Segment Start: LISTED RECORDS
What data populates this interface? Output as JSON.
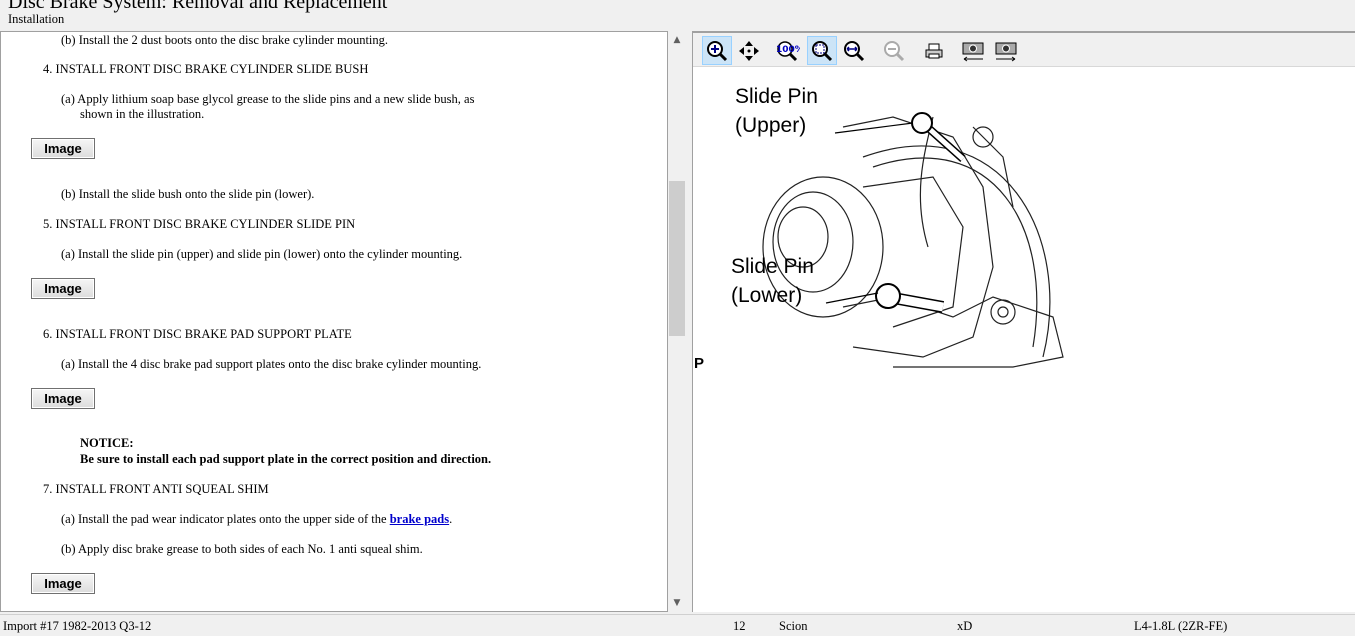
{
  "header": {
    "title": "Disc Brake System:  Removal and Replacement",
    "section": "Installation"
  },
  "content": {
    "l1": "(b) Install the 2 dust boots onto the disc brake cylinder mounting.",
    "s4": "4.   INSTALL FRONT DISC BRAKE CYLINDER SLIDE BUSH",
    "s4a1": "(a) Apply lithium soap base glycol grease to the slide pins and a new slide bush, as",
    "s4a2": "shown in the illustration.",
    "s4b": "(b) Install the slide bush onto the slide pin (lower).",
    "s5": "5.   INSTALL FRONT DISC BRAKE CYLINDER SLIDE PIN",
    "s5a": "(a) Install the slide pin (upper) and slide pin (lower) onto the cylinder mounting.",
    "s6": "6.   INSTALL FRONT DISC BRAKE PAD SUPPORT PLATE",
    "s6a": "(a) Install the 4 disc brake pad support plates onto the disc brake cylinder mounting.",
    "notice_title": "NOTICE:",
    "notice_text": "Be sure to install each pad support plate in the correct position and direction.",
    "s7": "7.   INSTALL FRONT ANTI SQUEAL SHIM",
    "s7a_pre": "(a) Install the pad wear indicator plates onto the upper side of the ",
    "s7a_link": "brake pads",
    "s7a_post": ".",
    "s7b": "(b) Apply disc brake grease to both sides of each No. 1 anti squeal shim.",
    "image_button": "Image"
  },
  "toolbar": {
    "items": [
      "zoom-in",
      "pan",
      "zoom-100",
      "zoom-fit",
      "zoom-width",
      "zoom-out",
      "print",
      "previous-image",
      "next-image"
    ]
  },
  "illustration": {
    "label_upper_1": "Slide Pin",
    "label_upper_2": "(Upper)",
    "label_lower_1": "Slide Pin",
    "label_lower_2": "(Lower)",
    "marker": "P"
  },
  "status": {
    "import": "Import #17 1982-2013 Q3-12",
    "year": "12",
    "make": "Scion",
    "model": "xD",
    "engine": "L4-1.8L (2ZR-FE)"
  }
}
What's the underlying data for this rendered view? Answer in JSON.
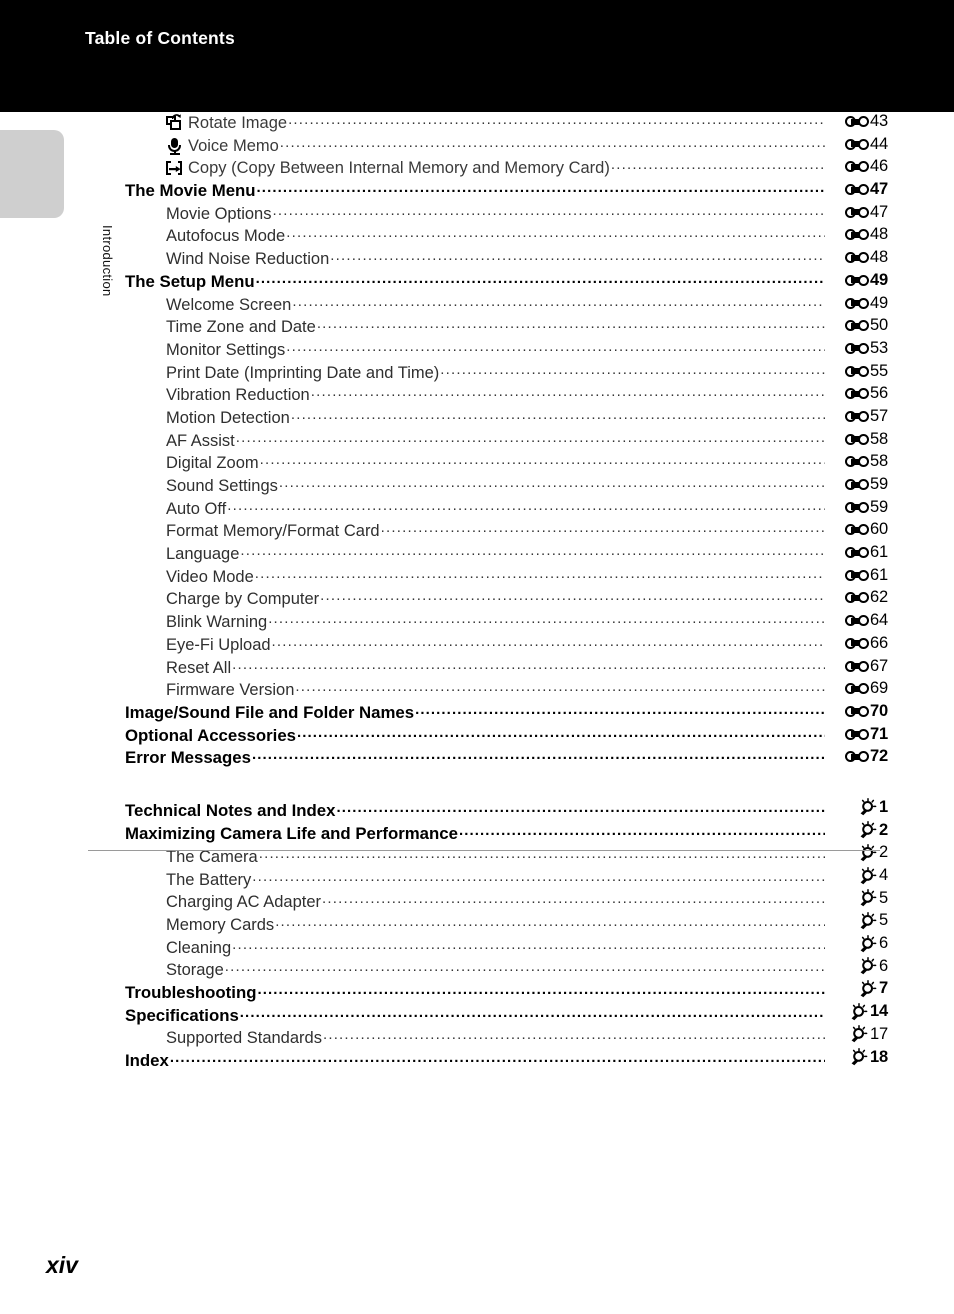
{
  "header": {
    "title": "Table of Contents"
  },
  "sidebar": {
    "tab_label": "Introduction"
  },
  "footer": {
    "page_number": "xiv"
  },
  "marks": {
    "reference": "reference-section-icon",
    "technical": "light-bulb-icon"
  },
  "toc": {
    "section_reference": [
      {
        "level": 0,
        "icon": "rotate-image-icon",
        "label": "Rotate Image",
        "mark": "reference",
        "page": "43"
      },
      {
        "level": 0,
        "icon": "microphone-icon",
        "label": "Voice Memo",
        "mark": "reference",
        "page": "44"
      },
      {
        "level": 0,
        "icon": "copy-icon",
        "label": "Copy (Copy Between Internal Memory and Memory Card)",
        "mark": "reference",
        "page": "46"
      },
      {
        "level": 1,
        "icon": "",
        "label": "The Movie Menu",
        "mark": "reference",
        "page": "47"
      },
      {
        "level": 2,
        "icon": "",
        "label": "Movie Options",
        "mark": "reference",
        "page": "47"
      },
      {
        "level": 2,
        "icon": "",
        "label": "Autofocus Mode",
        "mark": "reference",
        "page": "48"
      },
      {
        "level": 2,
        "icon": "",
        "label": "Wind Noise Reduction",
        "mark": "reference",
        "page": "48"
      },
      {
        "level": 1,
        "icon": "",
        "label": "The Setup Menu",
        "mark": "reference",
        "page": "49"
      },
      {
        "level": 2,
        "icon": "",
        "label": "Welcome Screen",
        "mark": "reference",
        "page": "49"
      },
      {
        "level": 2,
        "icon": "",
        "label": "Time Zone and Date",
        "mark": "reference",
        "page": "50"
      },
      {
        "level": 2,
        "icon": "",
        "label": "Monitor Settings",
        "mark": "reference",
        "page": "53"
      },
      {
        "level": 2,
        "icon": "",
        "label": "Print Date (Imprinting Date and Time)",
        "mark": "reference",
        "page": "55"
      },
      {
        "level": 2,
        "icon": "",
        "label": "Vibration Reduction",
        "mark": "reference",
        "page": "56"
      },
      {
        "level": 2,
        "icon": "",
        "label": "Motion Detection",
        "mark": "reference",
        "page": "57"
      },
      {
        "level": 2,
        "icon": "",
        "label": "AF Assist",
        "mark": "reference",
        "page": "58"
      },
      {
        "level": 2,
        "icon": "",
        "label": "Digital Zoom",
        "mark": "reference",
        "page": "58"
      },
      {
        "level": 2,
        "icon": "",
        "label": "Sound Settings",
        "mark": "reference",
        "page": "59"
      },
      {
        "level": 2,
        "icon": "",
        "label": "Auto Off",
        "mark": "reference",
        "page": "59"
      },
      {
        "level": 2,
        "icon": "",
        "label": "Format Memory/Format Card",
        "mark": "reference",
        "page": "60"
      },
      {
        "level": 2,
        "icon": "",
        "label": "Language",
        "mark": "reference",
        "page": "61"
      },
      {
        "level": 2,
        "icon": "",
        "label": "Video Mode",
        "mark": "reference",
        "page": "61"
      },
      {
        "level": 2,
        "icon": "",
        "label": "Charge by Computer",
        "mark": "reference",
        "page": "62"
      },
      {
        "level": 2,
        "icon": "",
        "label": "Blink Warning",
        "mark": "reference",
        "page": "64"
      },
      {
        "level": 2,
        "icon": "",
        "label": "Eye-Fi Upload",
        "mark": "reference",
        "page": "66"
      },
      {
        "level": 2,
        "icon": "",
        "label": "Reset All",
        "mark": "reference",
        "page": "67"
      },
      {
        "level": 2,
        "icon": "",
        "label": "Firmware Version",
        "mark": "reference",
        "page": "69"
      },
      {
        "level": 1,
        "icon": "",
        "label": "Image/Sound File and Folder Names",
        "mark": "reference",
        "page": "70"
      },
      {
        "level": 1,
        "icon": "",
        "label": "Optional Accessories",
        "mark": "reference",
        "page": "71"
      },
      {
        "level": 1,
        "icon": "",
        "label": "Error Messages",
        "mark": "reference",
        "page": "72"
      }
    ],
    "section_technical": [
      {
        "level": 1,
        "icon": "",
        "label": "Technical Notes and Index",
        "mark": "technical",
        "page": "1",
        "top": true
      },
      {
        "level": 1,
        "icon": "",
        "label": "Maximizing Camera Life and Performance",
        "mark": "technical",
        "page": "2"
      },
      {
        "level": 2,
        "icon": "",
        "label": "The Camera",
        "mark": "technical",
        "page": "2"
      },
      {
        "level": 2,
        "icon": "",
        "label": "The Battery",
        "mark": "technical",
        "page": "4"
      },
      {
        "level": 2,
        "icon": "",
        "label": "Charging AC Adapter",
        "mark": "technical",
        "page": "5"
      },
      {
        "level": 2,
        "icon": "",
        "label": "Memory Cards",
        "mark": "technical",
        "page": "5"
      },
      {
        "level": 2,
        "icon": "",
        "label": "Cleaning",
        "mark": "technical",
        "page": "6"
      },
      {
        "level": 2,
        "icon": "",
        "label": "Storage",
        "mark": "technical",
        "page": "6"
      },
      {
        "level": 1,
        "icon": "",
        "label": "Troubleshooting",
        "mark": "technical",
        "page": "7"
      },
      {
        "level": 1,
        "icon": "",
        "label": "Specifications",
        "mark": "technical",
        "page": "14"
      },
      {
        "level": 2,
        "icon": "",
        "label": "Supported Standards",
        "mark": "technical",
        "page": "17"
      },
      {
        "level": 1,
        "icon": "",
        "label": "Index",
        "mark": "technical",
        "page": "18"
      }
    ]
  }
}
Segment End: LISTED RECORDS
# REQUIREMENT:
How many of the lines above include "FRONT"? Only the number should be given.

# YOUR SOLUTION:
4